- Task to carry out:
Produce an exact copy of the data below.
---------- Supplied data ----------
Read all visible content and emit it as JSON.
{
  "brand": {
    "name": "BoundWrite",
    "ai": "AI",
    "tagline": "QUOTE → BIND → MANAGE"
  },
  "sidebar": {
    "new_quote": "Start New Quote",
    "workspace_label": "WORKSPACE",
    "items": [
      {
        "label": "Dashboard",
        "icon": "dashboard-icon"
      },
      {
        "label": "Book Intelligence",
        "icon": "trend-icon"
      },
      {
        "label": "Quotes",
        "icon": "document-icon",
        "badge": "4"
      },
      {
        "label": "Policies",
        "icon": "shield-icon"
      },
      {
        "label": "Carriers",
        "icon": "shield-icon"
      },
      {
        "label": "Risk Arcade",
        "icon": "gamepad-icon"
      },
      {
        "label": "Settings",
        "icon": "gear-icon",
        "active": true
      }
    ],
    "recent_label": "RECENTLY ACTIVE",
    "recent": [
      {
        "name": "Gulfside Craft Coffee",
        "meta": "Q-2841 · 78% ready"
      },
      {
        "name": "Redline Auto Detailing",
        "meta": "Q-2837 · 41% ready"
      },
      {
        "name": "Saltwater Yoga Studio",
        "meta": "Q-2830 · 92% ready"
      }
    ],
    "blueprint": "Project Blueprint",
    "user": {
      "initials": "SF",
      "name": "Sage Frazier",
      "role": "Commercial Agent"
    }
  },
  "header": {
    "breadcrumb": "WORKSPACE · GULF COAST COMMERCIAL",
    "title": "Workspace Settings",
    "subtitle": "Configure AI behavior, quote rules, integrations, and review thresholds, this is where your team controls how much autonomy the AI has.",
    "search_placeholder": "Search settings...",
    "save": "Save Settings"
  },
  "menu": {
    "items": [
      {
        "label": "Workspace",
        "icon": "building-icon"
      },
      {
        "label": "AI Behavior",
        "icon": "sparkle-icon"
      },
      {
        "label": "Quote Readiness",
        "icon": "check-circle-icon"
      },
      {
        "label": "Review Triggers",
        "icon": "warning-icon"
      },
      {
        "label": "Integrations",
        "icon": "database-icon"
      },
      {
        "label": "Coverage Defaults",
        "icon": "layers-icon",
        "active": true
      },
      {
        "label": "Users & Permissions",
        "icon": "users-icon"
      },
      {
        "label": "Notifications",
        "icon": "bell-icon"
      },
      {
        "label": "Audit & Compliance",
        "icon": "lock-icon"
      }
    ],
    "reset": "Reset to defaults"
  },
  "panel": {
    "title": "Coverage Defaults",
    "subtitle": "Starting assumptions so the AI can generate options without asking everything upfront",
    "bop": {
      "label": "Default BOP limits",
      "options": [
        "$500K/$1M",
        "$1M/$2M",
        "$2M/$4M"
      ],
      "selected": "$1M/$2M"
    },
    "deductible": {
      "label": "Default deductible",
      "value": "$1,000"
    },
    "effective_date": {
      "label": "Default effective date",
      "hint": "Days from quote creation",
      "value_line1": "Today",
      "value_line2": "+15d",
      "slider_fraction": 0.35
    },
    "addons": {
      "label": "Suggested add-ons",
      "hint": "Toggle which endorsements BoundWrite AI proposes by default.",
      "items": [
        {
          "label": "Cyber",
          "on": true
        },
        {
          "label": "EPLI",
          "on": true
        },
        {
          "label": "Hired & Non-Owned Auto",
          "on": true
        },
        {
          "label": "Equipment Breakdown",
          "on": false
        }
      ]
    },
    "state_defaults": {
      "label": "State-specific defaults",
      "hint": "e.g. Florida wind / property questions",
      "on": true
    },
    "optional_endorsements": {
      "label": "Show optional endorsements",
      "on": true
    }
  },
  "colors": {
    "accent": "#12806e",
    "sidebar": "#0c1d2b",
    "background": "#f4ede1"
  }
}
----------
- Answer below:
Read all visible content and emit it as JSON.
{
  "brand": {
    "name": "BoundWrite",
    "ai": "AI",
    "tagline": "QUOTE → BIND → MANAGE"
  },
  "sidebar": {
    "new_quote": "Start New Quote",
    "workspace_label": "WORKSPACE",
    "items": [
      {
        "label": "Dashboard",
        "icon": "dashboard-icon"
      },
      {
        "label": "Book Intelligence",
        "icon": "trend-icon"
      },
      {
        "label": "Quotes",
        "icon": "document-icon",
        "badge": "4"
      },
      {
        "label": "Policies",
        "icon": "shield-icon"
      },
      {
        "label": "Carriers",
        "icon": "shield-icon"
      },
      {
        "label": "Risk Arcade",
        "icon": "gamepad-icon"
      },
      {
        "label": "Settings",
        "icon": "gear-icon",
        "active": true
      }
    ],
    "recent_label": "RECENTLY ACTIVE",
    "recent": [
      {
        "name": "Gulfside Craft Coffee",
        "meta": "Q-2841 · 78% ready"
      },
      {
        "name": "Redline Auto Detailing",
        "meta": "Q-2837 · 41% ready"
      },
      {
        "name": "Saltwater Yoga Studio",
        "meta": "Q-2830 · 92% ready"
      }
    ],
    "blueprint": "Project Blueprint",
    "user": {
      "initials": "SF",
      "name": "Sage Frazier",
      "role": "Commercial Agent"
    }
  },
  "header": {
    "breadcrumb": "WORKSPACE · GULF COAST COMMERCIAL",
    "title": "Workspace Settings",
    "subtitle": "Configure AI behavior, quote rules, integrations, and review thresholds, this is where your team controls how much autonomy the AI has.",
    "search_placeholder": "Search settings...",
    "save": "Save Settings"
  },
  "menu": {
    "items": [
      {
        "label": "Workspace",
        "icon": "building-icon"
      },
      {
        "label": "AI Behavior",
        "icon": "sparkle-icon"
      },
      {
        "label": "Quote Readiness",
        "icon": "check-circle-icon"
      },
      {
        "label": "Review Triggers",
        "icon": "warning-icon"
      },
      {
        "label": "Integrations",
        "icon": "database-icon"
      },
      {
        "label": "Coverage Defaults",
        "icon": "layers-icon",
        "active": true
      },
      {
        "label": "Users & Permissions",
        "icon": "users-icon"
      },
      {
        "label": "Notifications",
        "icon": "bell-icon"
      },
      {
        "label": "Audit & Compliance",
        "icon": "lock-icon"
      }
    ],
    "reset": "Reset to defaults"
  },
  "panel": {
    "title": "Coverage Defaults",
    "subtitle": "Starting assumptions so the AI can generate options without asking everything upfront",
    "bop": {
      "label": "Default BOP limits",
      "options": [
        "$500K/$1M",
        "$1M/$2M",
        "$2M/$4M"
      ],
      "selected": "$1M/$2M"
    },
    "deductible": {
      "label": "Default deductible",
      "value": "$1,000"
    },
    "effective_date": {
      "label": "Default effective date",
      "hint": "Days from quote creation",
      "value_line1": "Today",
      "value_line2": "+15d",
      "slider_fraction": 0.35
    },
    "addons": {
      "label": "Suggested add-ons",
      "hint": "Toggle which endorsements BoundWrite AI proposes by default.",
      "items": [
        {
          "label": "Cyber",
          "on": true
        },
        {
          "label": "EPLI",
          "on": true
        },
        {
          "label": "Hired & Non-Owned Auto",
          "on": true
        },
        {
          "label": "Equipment Breakdown",
          "on": false
        }
      ]
    },
    "state_defaults": {
      "label": "State-specific defaults",
      "hint": "e.g. Florida wind / property questions",
      "on": true
    },
    "optional_endorsements": {
      "label": "Show optional endorsements",
      "on": true
    }
  },
  "colors": {
    "accent": "#12806e",
    "sidebar": "#0c1d2b",
    "background": "#f4ede1"
  }
}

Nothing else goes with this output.